A local grocery store has been doing some major remodeling. This summer they redesigned their parking lot, including new landscaping. A number of young oak trees were planted in the soil beds dividing the parking area into sections. This is a great idea. Previously the parking lot was quite bare and without trees to provide shade or touch of nature. However, due to a critical lack of forethought, these young trees sadly suffered the same fate as improvement initiatives have in many organizations.
The general contractor who is otherwise doing what seems to be good work failed to take certain risks into account when planting these trees. I observed the trees being moved into the parking lot towards the end of the week in mid-July. They were placed with the root balls resting on top of the soil for some period of time – perhaps hours, perhaps overnight. By the time I saw them again on Sunday afternoon, the trees were already too far gone. The western part of Washington State has been in a drought condition for the past few months. Summers are normally dry here, especially in late July and into August. But the rains return in force after October so at the moment there is no real sense of urgency. We have also been experiencing temperatures in the high 80F or even 90F range for weeks at a time, which is not typical. The particular weekend when the oak trees were transplanted was one of the hottest so far this year. These trees newly planted in the narrow islands of soil in a sea of hot asphalt under the direct sun did not survive the weekend. When I touched the dry-looking leaves on the tree, they crumbled into small fragments.
Simply put, the trees died due to a lack of proper nemawashi. This lean term means “preparing the roots for transplanting” in Japanese. The purpose of nemawashi is to make sure that the tree moved from one location to another, lives. Logically then, nemawashi extends also to preparing the soil where the tree will be planted, as well as care and monitoring of the tree after transplant. My local grocery needed a lesson in nemawashi, or at least a general contractor who considered the weather forecast, and made arrangements to ensure that the trees were watered to prevent them baking in the sun. As it was the weekend, the construction crew was not on site, but the grocery store staff could easily have watered the trees had they known and taken initiative. It is a gardening term adopted to describe the consensus building process of Japanese organizations, and via lean thinking to the West.
So what’s the parallel we can draw from these unfortunate oak trees to the failures or successes of or organizations to embedding a culture of continuous improvement? Or, for that matter, embedding any good process, system, policy or idea among any group of people? In lean management terms, nemawashi is preparing the minds of people for the transplant of new ideas. At the most basic level this is communication based on mutual respect, building consensus in advance of the new software system, management practice or improvement initiative going in. One could call it change management, but there is more to it than tnat. Unlike trees, when people experience bad nemawashi, they very seldom die. But the transplanted good ideas do.
Think about what killed the oak trees in the grocery store parking lot, and ask yourself whether your organization is guilty of similar neglect. What questions are asked and what information is shared during your nemawashi process? How does the “weather forecast” look? Did you check whether conditions might be particularly poor right now for transplanting the idea?
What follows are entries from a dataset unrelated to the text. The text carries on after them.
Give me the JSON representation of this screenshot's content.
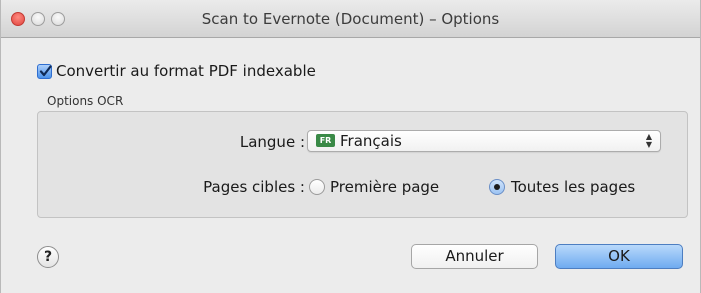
{
  "window": {
    "title": "Scan to Evernote (Document) – Options",
    "accent_color": "#4b92ea"
  },
  "pdf_option": {
    "label": "Convertir au format PDF indexable",
    "checked": true
  },
  "ocr_group": {
    "caption": "Options OCR",
    "language": {
      "label": "Langue :",
      "flag_text": "FR",
      "value": "Français"
    },
    "pages": {
      "label": "Pages cibles :",
      "options": [
        {
          "label": "Première page",
          "selected": false
        },
        {
          "label": "Toutes les pages",
          "selected": true
        }
      ]
    }
  },
  "footer": {
    "help_label": "?",
    "cancel_label": "Annuler",
    "ok_label": "OK"
  }
}
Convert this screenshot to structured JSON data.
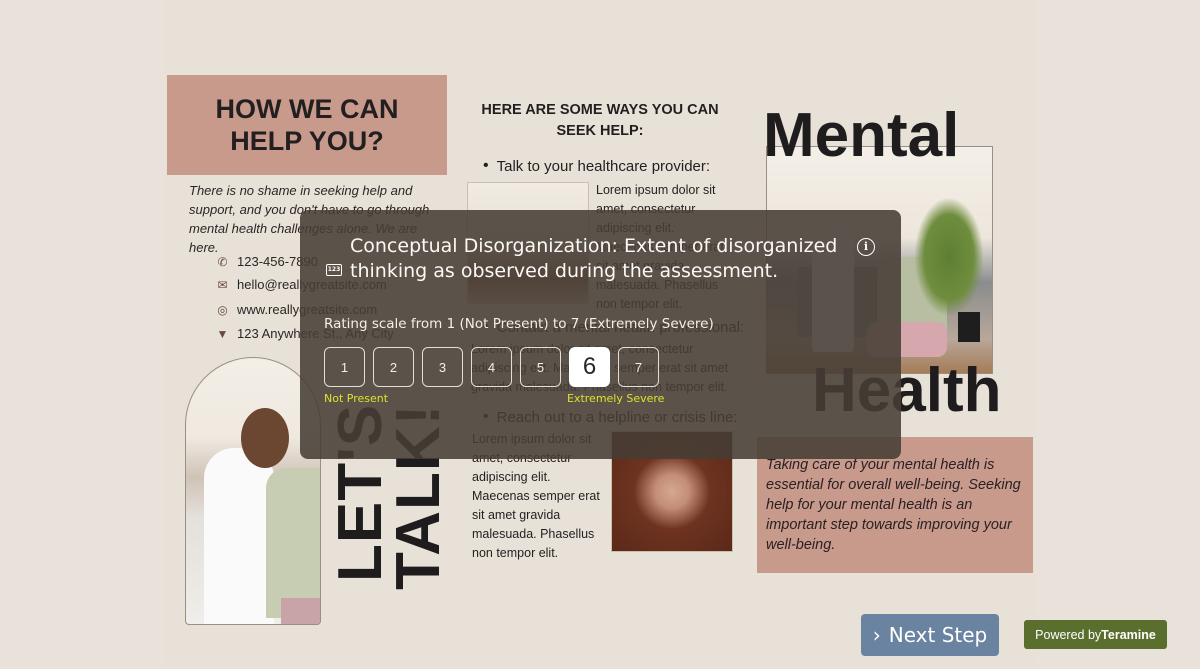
{
  "poster": {
    "how_title": "HOW WE CAN HELP YOU?",
    "shame_text": "There is no shame in seeking help and support, and you don't have to go through mental health challenges alone. We are here.",
    "contacts": [
      {
        "icon": "phone-icon",
        "glyph": "✆",
        "text": "123-456-7890"
      },
      {
        "icon": "mail-icon",
        "glyph": "✉",
        "text": "hello@reallygreatsite.com"
      },
      {
        "icon": "globe-icon",
        "glyph": "◎",
        "text": "www.reallygreatsite.com"
      },
      {
        "icon": "location-pin-icon",
        "glyph": "▼",
        "text": "123 Anywhere St., Any City"
      }
    ],
    "lets": "LET'S",
    "talk": "TALK!",
    "ways_title": "HERE ARE SOME WAYS YOU CAN SEEK HELP:",
    "bullets": [
      "Talk to your healthcare provider:",
      "Contact a mental health professional:",
      "Reach out to a helpline or crisis line:"
    ],
    "lorem_short": "Lorem ipsum dolor sit amet, consectetur adipiscing elit. Maecenas semper erat sit amet gravida malesuada. Phasellus non tempor elit.",
    "lorem_wide": "Lorem ipsum dolor sit amet, consectetur adipiscing elit. Maecenas semper erat sit amet gravida malesuada. Phasellus non tempor elit.",
    "mental": "Mental",
    "health": "Health",
    "care_text": "Taking care of your mental health is essential for overall well-being. Seeking help for your mental health is an important step towards improving your well-being."
  },
  "question": {
    "type_icon": "123",
    "title": "Conceptual Disorganization: Extent of disorganized thinking as observed during the assessment.",
    "scale_text": "Rating scale from 1 (Not Present) to 7 (Extremely Severe)",
    "options": [
      "1",
      "2",
      "3",
      "4",
      "5",
      "6",
      "7"
    ],
    "selected": "6",
    "low_label": "Not Present",
    "high_label": "Extremely Severe"
  },
  "footer": {
    "next_label": "Next Step",
    "powered_prefix": "Powered by",
    "powered_brand": "Teramine"
  },
  "colors": {
    "accent_pink": "#c79a8c",
    "modal_bg": "#473d35",
    "label_yellow": "#dbe32c",
    "next_button": "#6a83a1",
    "powered_badge": "#5a6e2e"
  }
}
The forecast might be financial, due to workload, seasonality or other business factors. Who is on “weekend duty” to provide care after the planting, should there be a heat wave? Did management transplant the idea and then go on a weekend, holiday or management retreat? Nemawashi is more than consensus-building, or preparing people’s minds for something new. We must also prepare our minds to watch, think and respond to conditions around us that will kill the idea. We must examine what conditions may have killed a good ideas in the past, and plan to counter similar conditions. While it is not always possible to predict the future, and over-analysis can lead to inaction, to avoid the fate of the oak trees we must take a few moments in nemawashi discussion on the topic of, “What might kill our new idea in early days after transplanting?” This will surely help identify at least the most obvious risk factors and simple countermeasures.